source: Ear, Nose, & Throat Journal
Kus LH, Hopman WM, Witterick IJ, Freeman JL
Historically, research into surgical treatment of Graves disease has assessed subtotal rather than total thyroidectomy. Most clinicians now recommend total thyroidectomy, but little information is available regarding quality-of-life (QOL) outcomes for this procedure. Our aim was to assess QOL after total thyroidectomy. This is a retrospective, pilot study of patients with Graves disease who underwent total thyroidectomy from 1991 to 2007 at a high-volume tertiary referral center in Toronto, Canada. Questionnaires addressing disease-specific symptoms and global QOL concerns were sent to 54 patients. Analyses included parametric and nonparametric tests to assess the differences between perception of symptoms and global QOL before and after surgery.
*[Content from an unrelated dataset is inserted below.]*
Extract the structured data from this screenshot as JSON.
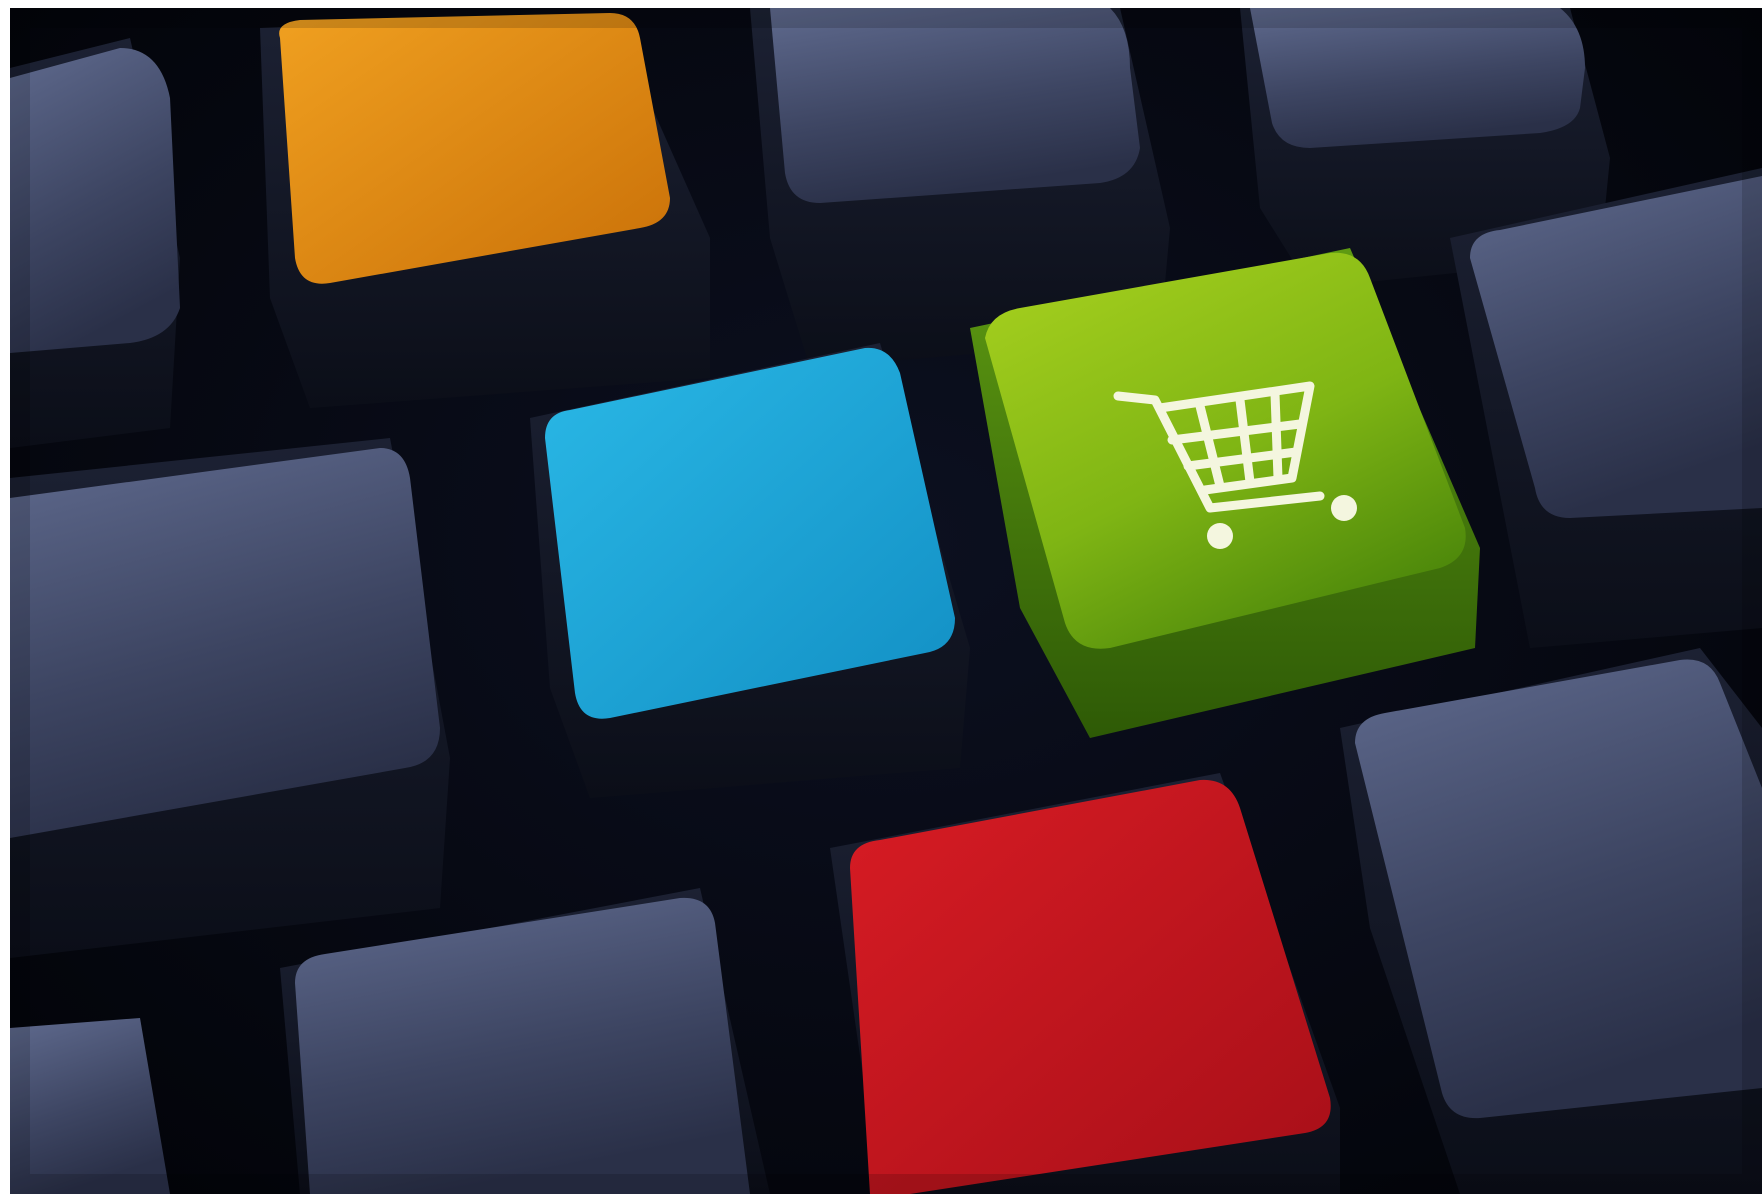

Forty patients responded (response rate: 74%) at a median of 4.8 years postoperatively. On a 10-point scale, overall wellness improved from 4.1 preoperatively to 8.7 postoperatively (p < 0.001). Patients recalled missing less work or school after surgery (7.8 vs. 1.1 days/year; p = 0.001). Overall satisfaction with the procedure was high. On average, symptoms improved within 32 days of surgery, and all symptoms showed substantial improvement.
This is the first North American study to assess QOL outcomes of patients with Graves disease after total thyroidectomy. Patients experienced marked and rapid improvement in QOL postoperatively. These findings suggest that total thyroidectomy is a safe and effective treatment.
Mount Sinai Hospital, Canada